“The thing we are most proud of is the sense of belonging and identity that we have generated through this project in response to the fires, pandemic and then the floods. The thing that was most successful is the deeper engagement between Bundjalung people and non-Indigenous people. The connections that we have built up over the last 18 months is really beautiful to see”.

Yarning and other culturally-informed models of health can support people in the community to explore factors that impinge on social-emotional wellbeing (SEWB) and co-create solutions for individual and family wellbeing, including young people.
(Murrup-Stewart et al, 2021)

The Northern River Community Healing Hub is a network of local Indigenous and non-Indigenous volunteers who practice a range of culturally informed trauma-integrated healing modalities including weaving circles, art therapy and bodywork (massage). The hub was established following the  catastrophic 2022 flood event in the Northern Rivers.  

People sitting on the ground with a sign in front of them.

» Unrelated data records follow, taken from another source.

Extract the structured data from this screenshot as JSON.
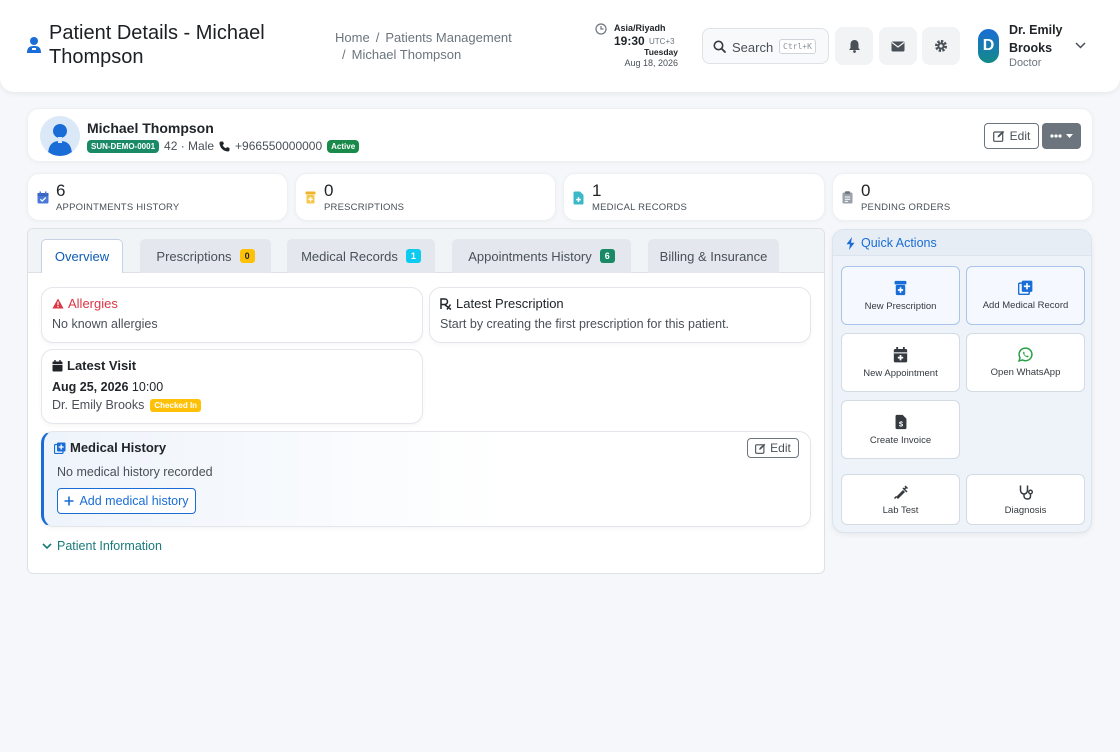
{
  "header": {
    "title": "Patient Details - Michael Thompson",
    "breadcrumb": [
      "Home",
      "Patients Management",
      "Michael Thompson"
    ],
    "clock": {
      "timezone": "Asia/Riyadh",
      "time": "19:30",
      "utc": "UTC+3",
      "weekday": "Tuesday",
      "date": "Aug 18, 2026"
    },
    "search": {
      "label": "Search",
      "shortcut": "Ctrl+K"
    },
    "user": {
      "initial": "D",
      "name": "Dr. Emily Brooks",
      "role": "Doctor"
    }
  },
  "patient": {
    "name": "Michael Thompson",
    "id": "SUN-DEMO-0001",
    "age_gender": "42 · Male",
    "phone": "+966550000000",
    "status": "Active",
    "edit_label": "Edit"
  },
  "stats": [
    {
      "value": "6",
      "label": "APPOINTMENTS HISTORY",
      "icon": "calendar-check-icon",
      "color": "#4a78d8"
    },
    {
      "value": "0",
      "label": "PRESCRIPTIONS",
      "icon": "prescription-bottle-icon",
      "color": "#f0b429"
    },
    {
      "value": "1",
      "label": "MEDICAL RECORDS",
      "icon": "file-medical-icon",
      "color": "#3bb9c9"
    },
    {
      "value": "0",
      "label": "PENDING ORDERS",
      "icon": "clipboard-icon",
      "color": "#9aa1a9"
    }
  ],
  "tabs": [
    {
      "label": "Overview",
      "badge": ""
    },
    {
      "label": "Prescriptions",
      "badge": "0"
    },
    {
      "label": "Medical Records",
      "badge": "1"
    },
    {
      "label": "Appointments History",
      "badge": "6"
    },
    {
      "label": "Billing & Insurance",
      "badge": ""
    }
  ],
  "overview": {
    "allergies": {
      "title": "Allergies",
      "text": "No known allergies"
    },
    "latest_prescription": {
      "title": "Latest Prescription",
      "text": "Start by creating the first prescription for this patient."
    },
    "latest_visit": {
      "title": "Latest Visit",
      "date": "Aug 25, 2026",
      "time": "10:00",
      "doctor": "Dr. Emily Brooks",
      "status": "Checked In"
    },
    "medical_history": {
      "title": "Medical History",
      "edit_label": "Edit",
      "text": "No medical history recorded",
      "add_label": "Add medical history"
    },
    "patient_info_label": "Patient Information"
  },
  "quick_actions": {
    "title": "Quick Actions",
    "items": [
      {
        "label": "New Prescription",
        "icon": "prescription-bottle-icon"
      },
      {
        "label": "Add Medical Record",
        "icon": "add-record-icon"
      },
      {
        "label": "New Appointment",
        "icon": "calendar-plus-icon"
      },
      {
        "label": "Open WhatsApp",
        "icon": "whatsapp-icon"
      },
      {
        "label": "Create Invoice",
        "icon": "invoice-icon"
      },
      {
        "label": "Lab Test",
        "icon": "syringe-icon"
      },
      {
        "label": "Diagnosis",
        "icon": "stethoscope-icon"
      }
    ]
  },
  "colors": {
    "primary": "#1a6dd6",
    "success": "#1a8a4a",
    "danger": "#dc3545",
    "warning": "#ffc107",
    "info": "#0dcaf0",
    "teal": "#1a7a7a"
  }
}
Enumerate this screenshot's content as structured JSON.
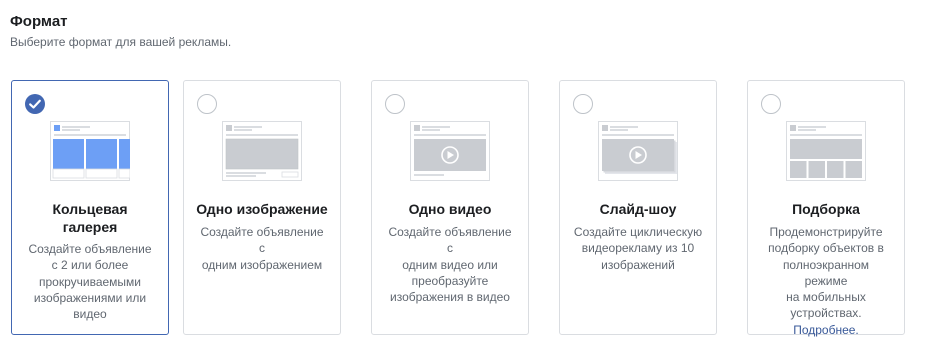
{
  "header": {
    "title": "Формат",
    "subtitle": "Выберите формат для вашей рекламы."
  },
  "cards": [
    {
      "title_line1": "Кольцевая",
      "title_line2": "галерея",
      "desc": [
        "Создайте объявление",
        "с 2 или более",
        "прокручиваемыми",
        "изображениями или",
        "видео"
      ],
      "selected": true
    },
    {
      "title_line1": "Одно изображение",
      "desc": [
        "Создайте объявление с",
        "одним изображением"
      ],
      "selected": false
    },
    {
      "title_line1": "Одно видео",
      "desc": [
        "Создайте объявление с",
        "одним видео или",
        "преобразуйте",
        "изображения в видео"
      ],
      "selected": false
    },
    {
      "title_line1": "Слайд-шоу",
      "desc": [
        "Создайте циклическую",
        "видеорекламу из 10",
        "изображений"
      ],
      "selected": false
    },
    {
      "title_line1": "Подборка",
      "desc": [
        "Продемонстрируйте",
        "подборку объектов в",
        "полноэкранном режиме",
        "на мобильных",
        "устройствах."
      ],
      "link": "Подробнее.",
      "selected": false
    }
  ],
  "colors": {
    "accent": "#4267b2",
    "carousel_fill": "#6d9ff5",
    "placeholder": "#c9ccd1",
    "link": "#385898"
  },
  "icons": {
    "selected": "check-circle-icon",
    "unselected": "radio-icon",
    "play": "play-icon"
  }
}
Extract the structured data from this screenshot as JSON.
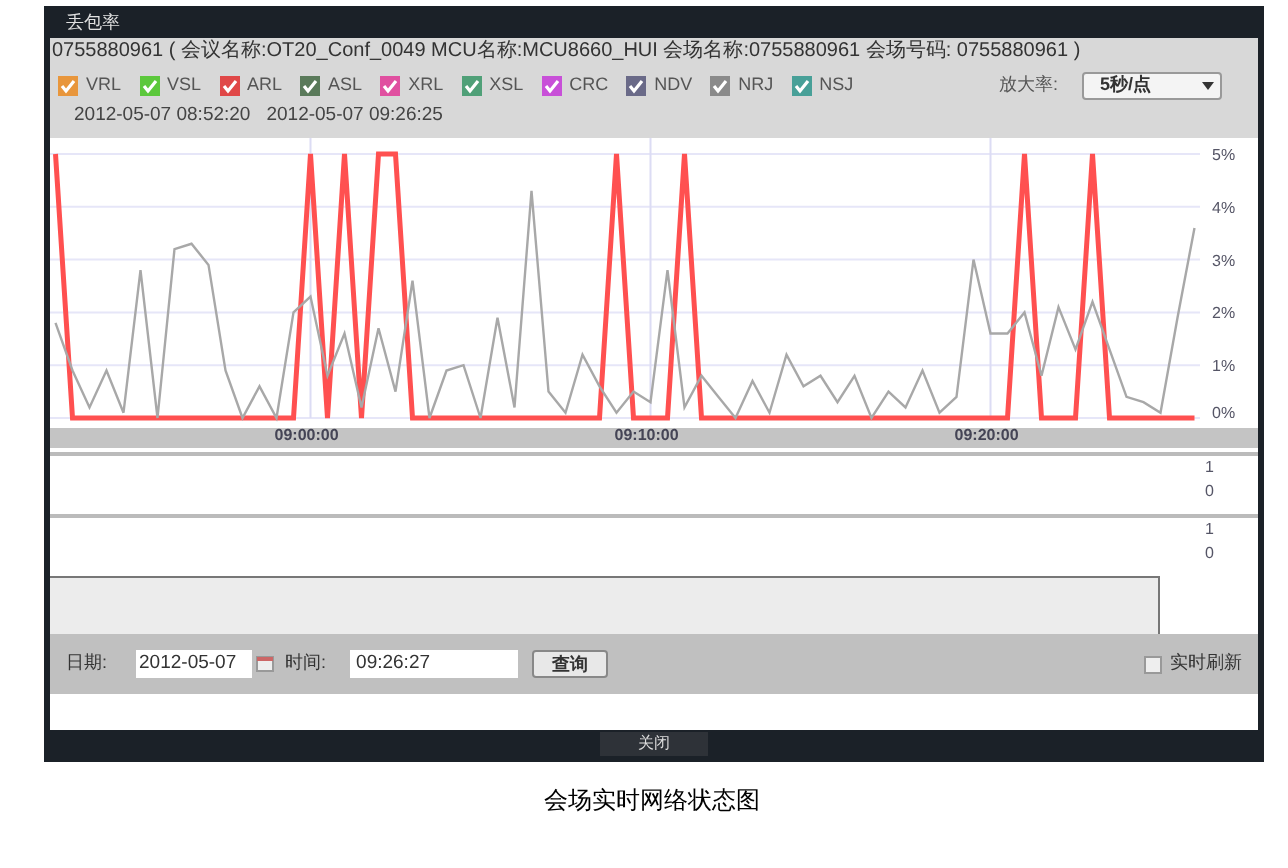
{
  "window": {
    "title": "丢包率"
  },
  "info": "0755880961 ( 会议名称:OT20_Conf_0049 MCU名称:MCU8660_HUI 会场名称:0755880961 会场号码: 0755880961 )",
  "legend": [
    {
      "label": "VRL",
      "checked": true,
      "color": "#e8963c"
    },
    {
      "label": "VSL",
      "checked": true,
      "color": "#5cc83c"
    },
    {
      "label": "ARL",
      "checked": true,
      "color": "#e04848"
    },
    {
      "label": "ASL",
      "checked": true,
      "color": "#5a7a5a"
    },
    {
      "label": "XRL",
      "checked": true,
      "color": "#e050a0"
    },
    {
      "label": "XSL",
      "checked": true,
      "color": "#50a078"
    },
    {
      "label": "CRC",
      "checked": true,
      "color": "#c850d8"
    },
    {
      "label": "NDV",
      "checked": true,
      "color": "#6a6a88"
    },
    {
      "label": "NRJ",
      "checked": true,
      "color": "#8a8a8a"
    },
    {
      "label": "NSJ",
      "checked": true,
      "color": "#48a098"
    }
  ],
  "zoom": {
    "label": "放大率:",
    "value": "5秒/点"
  },
  "range": {
    "start": "2012-05-07 08:52:20",
    "end": "2012-05-07 09:26:25"
  },
  "chart_data": {
    "type": "line",
    "ylim": [
      0,
      5
    ],
    "grid": true,
    "yticks": [
      {
        "value": 0,
        "label": "0%"
      },
      {
        "value": 1,
        "label": "1%"
      },
      {
        "value": 2,
        "label": "2%"
      },
      {
        "value": 3,
        "label": "3%"
      },
      {
        "value": 4,
        "label": "4%"
      },
      {
        "value": 5,
        "label": "5%"
      }
    ],
    "categories": [
      null,
      null,
      null,
      null,
      null,
      null,
      null,
      null,
      null,
      null,
      null,
      null,
      null,
      null,
      null,
      "09:00:00",
      null,
      null,
      null,
      null,
      null,
      null,
      null,
      null,
      null,
      null,
      null,
      null,
      null,
      null,
      null,
      null,
      null,
      null,
      null,
      "09:10:00",
      null,
      null,
      null,
      null,
      null,
      null,
      null,
      null,
      null,
      null,
      null,
      null,
      null,
      null,
      null,
      null,
      null,
      null,
      null,
      "09:20:00",
      null,
      null,
      null,
      null,
      null,
      null,
      null,
      null,
      null,
      null,
      null,
      null
    ],
    "series": [
      {
        "color": "#a8a8a8",
        "values": [
          1.8,
          0.9,
          0.2,
          0.9,
          0.1,
          2.8,
          0,
          3.2,
          3.3,
          2.9,
          0.9,
          0,
          0.6,
          0,
          2.0,
          2.3,
          0.8,
          1.6,
          0.2,
          1.7,
          0.5,
          2.6,
          0,
          0.9,
          1.0,
          0,
          1.9,
          0.2,
          4.3,
          0.5,
          0.1,
          1.2,
          0.6,
          0.1,
          0.5,
          0.3,
          2.8,
          0.2,
          0.8,
          0.4,
          0,
          0.7,
          0.1,
          1.2,
          0.6,
          0.8,
          0.3,
          0.8,
          0,
          0.5,
          0.2,
          0.9,
          0.1,
          0.4,
          3.0,
          1.6,
          1.6,
          2.0,
          0.8,
          2.1,
          1.3,
          2.2,
          1.3,
          0.4,
          0.3,
          0.1,
          1.9,
          3.6
        ]
      },
      {
        "color": "#ff5050",
        "values": [
          5,
          0,
          0,
          0,
          0,
          0,
          0,
          0,
          0,
          0,
          0,
          0,
          0,
          0,
          0,
          5,
          0,
          5,
          0,
          5,
          5,
          0,
          0,
          0,
          0,
          0,
          0,
          0,
          0,
          0,
          0,
          0,
          0,
          5,
          0,
          0,
          0,
          5,
          0,
          0,
          0,
          0,
          0,
          0,
          0,
          0,
          0,
          0,
          0,
          0,
          0,
          0,
          0,
          0,
          0,
          0,
          0,
          5,
          0,
          0,
          0,
          5,
          0,
          0,
          0,
          0,
          0,
          0
        ]
      }
    ]
  },
  "small_charts": [
    {
      "ticks": [
        "1",
        "0"
      ]
    },
    {
      "ticks": [
        "1",
        "0"
      ]
    }
  ],
  "query": {
    "date_label": "日期:",
    "date": "2012-05-07",
    "time_label": "时间:",
    "time": "09:26:27",
    "button": "查询"
  },
  "auto_refresh": {
    "label": "实时刷新",
    "checked": false
  },
  "close_button": "关闭",
  "caption": "会场实时网络状态图"
}
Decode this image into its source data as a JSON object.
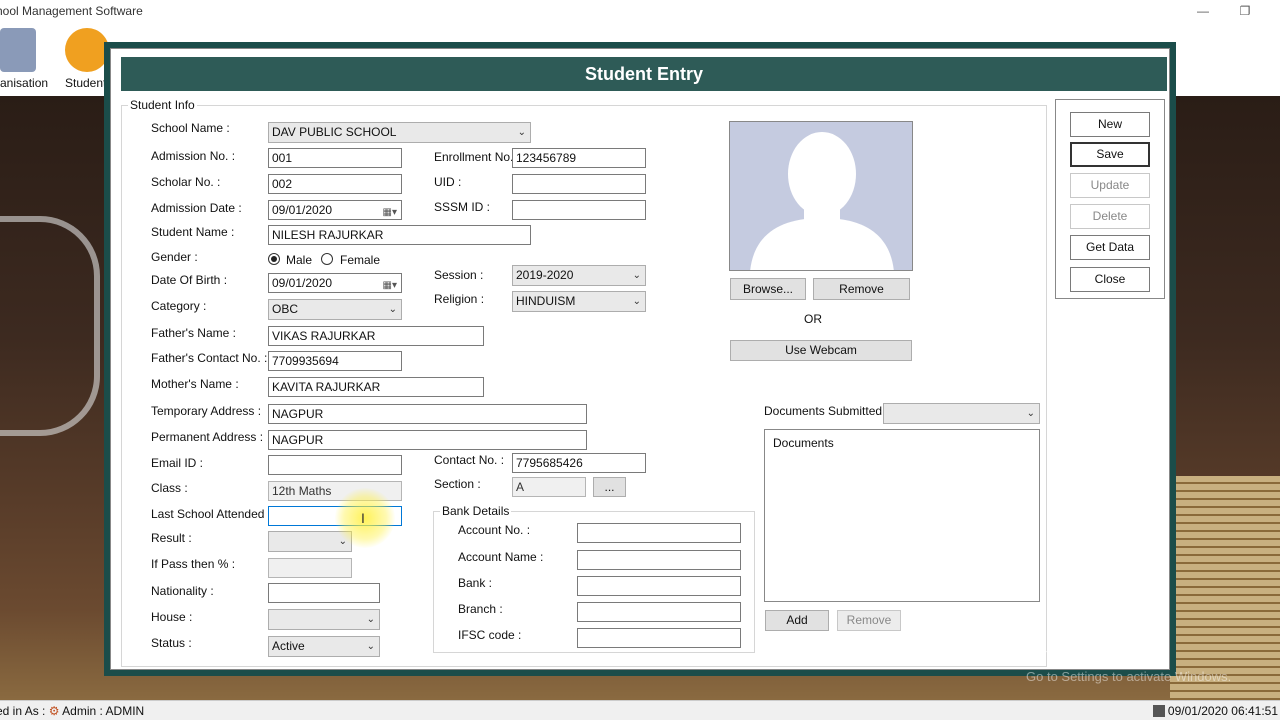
{
  "window": {
    "title": "hool Management Software"
  },
  "toolbar": [
    {
      "label": "anisation",
      "icon": "organisation-icon",
      "color": "#7d8fb0"
    },
    {
      "label": "Student",
      "icon": "student-icon",
      "color": "#f0a020"
    }
  ],
  "dialog": {
    "title": "Student Entry",
    "group_title": "Student Info",
    "fields": {
      "school_name": {
        "label": "School Name :",
        "value": "DAV PUBLIC  SCHOOL"
      },
      "admission_no": {
        "label": "Admission No. :",
        "value": "001"
      },
      "enrollment_no": {
        "label": "Enrollment No.",
        "value": "123456789"
      },
      "scholar_no": {
        "label": "Scholar No. :",
        "value": "002"
      },
      "uid": {
        "label": "UID :",
        "value": ""
      },
      "admission_date": {
        "label": "Admission Date :",
        "value": "09/01/2020"
      },
      "sssm_id": {
        "label": "SSSM ID :",
        "value": ""
      },
      "student_name": {
        "label": "Student Name :",
        "value": "NILESH RAJURKAR"
      },
      "gender": {
        "label": "Gender :",
        "options": [
          "Male",
          "Female"
        ],
        "selected": "Male"
      },
      "dob": {
        "label": "Date Of Birth :",
        "value": "09/01/2020"
      },
      "session": {
        "label": "Session :",
        "value": "2019-2020"
      },
      "category": {
        "label": "Category :",
        "value": "OBC"
      },
      "religion": {
        "label": "Religion :",
        "value": "HINDUISM"
      },
      "father_name": {
        "label": "Father's Name :",
        "value": "VIKAS RAJURKAR"
      },
      "father_contact": {
        "label": "Father's Contact No. :",
        "value": "7709935694"
      },
      "mother_name": {
        "label": "Mother's Name :",
        "value": "KAVITA RAJURKAR"
      },
      "temp_address": {
        "label": "Temporary Address :",
        "value": "NAGPUR"
      },
      "perm_address": {
        "label": "Permanent Address :",
        "value": "NAGPUR"
      },
      "email": {
        "label": "Email ID :",
        "value": ""
      },
      "contact_no": {
        "label": "Contact No. :",
        "value": "7795685426"
      },
      "class": {
        "label": "Class :",
        "value": "12th Maths"
      },
      "section": {
        "label": "Section :",
        "value": "A",
        "button": "..."
      },
      "last_school": {
        "label": "Last School Attended :",
        "value": ""
      },
      "result": {
        "label": "Result :",
        "value": ""
      },
      "pass_percent": {
        "label": "If Pass then % :",
        "value": ""
      },
      "nationality": {
        "label": "Nationality :",
        "value": ""
      },
      "house": {
        "label": "House :",
        "value": ""
      },
      "status": {
        "label": "Status :",
        "value": "Active"
      }
    },
    "bank": {
      "title": "Bank Details",
      "account_no": {
        "label": "Account No. :",
        "value": ""
      },
      "account_name": {
        "label": "Account Name :",
        "value": ""
      },
      "bank": {
        "label": "Bank :",
        "value": ""
      },
      "branch": {
        "label": "Branch :",
        "value": ""
      },
      "ifsc": {
        "label": "IFSC code :",
        "value": ""
      }
    },
    "photo": {
      "browse": "Browse...",
      "remove": "Remove",
      "or": "OR",
      "webcam": "Use Webcam"
    },
    "documents": {
      "label": "Documents Submitted :",
      "selected": "",
      "list_header": "Documents",
      "add": "Add",
      "remove": "Remove"
    },
    "actions": {
      "new": "New",
      "save": "Save",
      "update": "Update",
      "delete": "Delete",
      "get_data": "Get Data",
      "close": "Close"
    }
  },
  "statusbar": {
    "logged_in": "ed in As :",
    "user": "Admin",
    "separator": ":",
    "role": "ADMIN",
    "datetime": "09/01/2020 06:41:51"
  },
  "watermark": {
    "line1": "Activate Windows",
    "line2": "Go to Settings to activate Windows."
  }
}
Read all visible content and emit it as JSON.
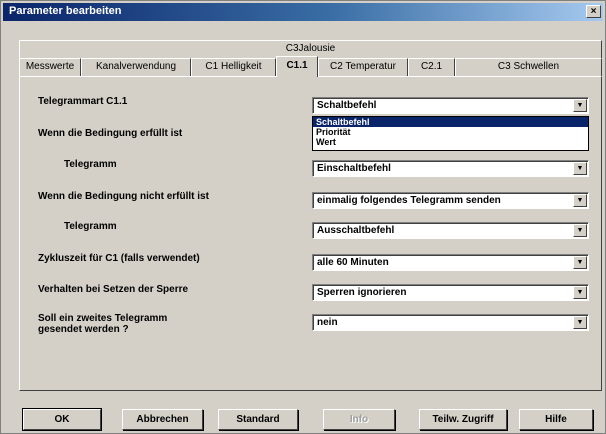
{
  "window": {
    "title": "Parameter bearbeiten",
    "close_glyph": "×"
  },
  "tabs_back": [
    {
      "label": "C3Jalousie"
    }
  ],
  "tabs_front": [
    {
      "label": "Messwerte"
    },
    {
      "label": "Kanalverwendung"
    },
    {
      "label": "C1 Helligkeit"
    },
    {
      "label": "C1.1"
    },
    {
      "label": "C2 Temperatur"
    },
    {
      "label": "C2.1"
    },
    {
      "label": "C3 Schwellen"
    }
  ],
  "active_tab": "C1.1",
  "fields": [
    {
      "label": "Telegrammart C1.1",
      "value": "Schaltbefehl"
    },
    {
      "label": "Wenn die Bedingung erfüllt ist"
    },
    {
      "label": "Telegramm",
      "value": "Einschaltbefehl"
    },
    {
      "label": "Wenn die Bedingung nicht erfüllt ist",
      "value": "einmalig folgendes Telegramm senden"
    },
    {
      "label": "Telegramm",
      "value": "Ausschaltbefehl"
    },
    {
      "label": "Zykluszeit für C1 (falls verwendet)",
      "value": "alle 60 Minuten"
    },
    {
      "label": "Verhalten bei Setzen der Sperre",
      "value": "Sperren ignorieren"
    },
    {
      "label": "Soll ein zweites Telegramm gesendet werden ?",
      "value": "nein"
    }
  ],
  "dropdown_options": [
    "Schaltbefehl",
    "Priorität",
    "Wert"
  ],
  "dropdown_selected": "Schaltbefehl",
  "buttons": {
    "ok": "OK",
    "cancel": "Abbrechen",
    "standard": "Standard",
    "info": "Info",
    "partial_access": "Teilw. Zugriff",
    "help": "Hilfe"
  },
  "colors": {
    "titlebar_start": "#0a246a",
    "selection": "#0a246a",
    "face": "#d4d0c8"
  }
}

They received a grant for $24,570 through the Rebuilding Futures program, funded by the Suncorp Group to support the hub practitioners to grow and develop their work through increased service delivery moving from an entirely volunteer model to a hybrid paid / volunteer operation. NRCHH is available to all people, regardless of cultural background with a focus on their target population: Aboriginal and Torres Strait Islander people, children and young people, families, including older people. The project also included Mobile Hub operations to enable better access to the service within communities themselves – where they need them most, and in consultation with community.

The healing practice activity funded by the project has directly benefitted 639 people across the community at outreach to the pod villages of Coraki and Lismore, and tents at the Nimbin Aquarius Festival and Murwillumbah Kinship Festival, and workshops for a Queer Flood Recovery Event and an event for school children. In addition there have been weekly sessions at the Healing Hub including: 15 bodywork sessions per week free to the community; free flowing drop in weaving / yarning circle on Wednesdays; and clay art therapy once a week.

The NRCHH has evolved through the project. The paid / volunteer mixed model has been successful and they are now seeking input and collaboration that will deepen partnerships and relationships with the organisations that they currently work with to continue.

Project Manager Ruth Rosenhek said, “At the Healing Hub, we provide a de-clinicalised, informal soft-texture gentle space to support healing for our community that focuses on the whole person including a phenomenally successful bodywork program that runs alongside cultural activities such as weaving and yarning circles, creative arts and community connection. We have found that 18 months past the 2022 flood events, people continue to be managing high levels of stress and trauma. These cultural activities that involve sitting on country, slowing down the pace, connection and belonging are all powerful healing agents.”